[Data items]
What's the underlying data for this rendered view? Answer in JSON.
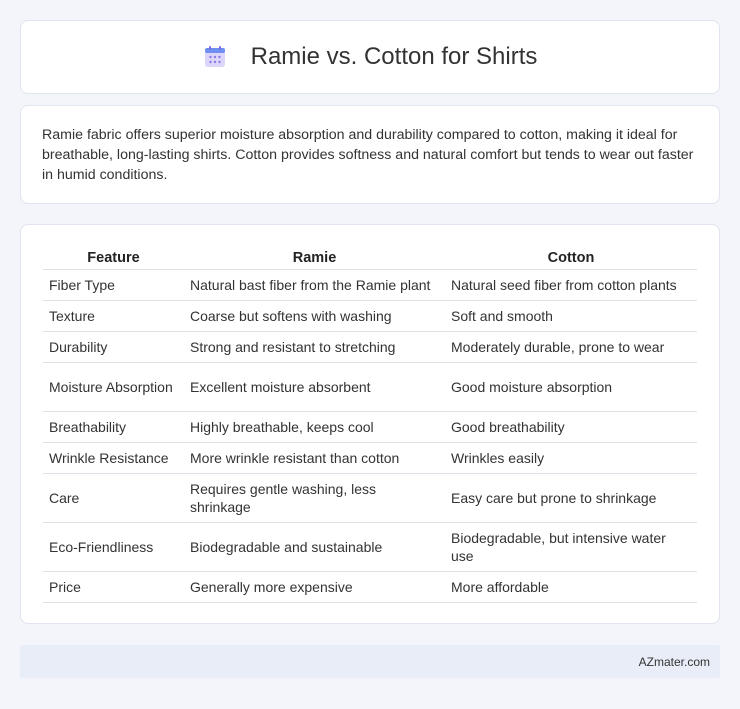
{
  "header": {
    "title": "Ramie vs. Cotton for Shirts",
    "icon": "calendar-icon"
  },
  "summary": {
    "text": "Ramie fabric offers superior moisture absorption and durability compared to cotton, making it ideal for breathable, long-lasting shirts. Cotton provides softness and natural comfort but tends to wear out faster in humid conditions."
  },
  "table": {
    "headers": [
      "Feature",
      "Ramie",
      "Cotton"
    ],
    "rows": [
      [
        "Fiber Type",
        "Natural bast fiber from the Ramie plant",
        "Natural seed fiber from cotton plants"
      ],
      [
        "Texture",
        "Coarse but softens with washing",
        "Soft and smooth"
      ],
      [
        "Durability",
        "Strong and resistant to stretching",
        "Moderately durable, prone to wear"
      ],
      [
        "Moisture Absorption",
        "Excellent moisture absorbent",
        "Good moisture absorption"
      ],
      [
        "Breathability",
        "Highly breathable, keeps cool",
        "Good breathability"
      ],
      [
        "Wrinkle Resistance",
        "More wrinkle resistant than cotton",
        "Wrinkles easily"
      ],
      [
        "Care",
        "Requires gentle washing, less shrinkage",
        "Easy care but prone to shrinkage"
      ],
      [
        "Eco-Friendliness",
        "Biodegradable and sustainable",
        "Biodegradable, but intensive water use"
      ],
      [
        "Price",
        "Generally more expensive",
        "More affordable"
      ]
    ]
  },
  "footer": {
    "brand": "AZmater.com"
  },
  "colors": {
    "page_background": "#f3f5fa",
    "card_background": "#ffffff",
    "footer_background": "#e8edf7"
  }
}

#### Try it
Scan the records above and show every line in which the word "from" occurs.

#### Reply
        "Natural bast fiber from the Ramie plant",
        "Natural seed fiber from cotton plants"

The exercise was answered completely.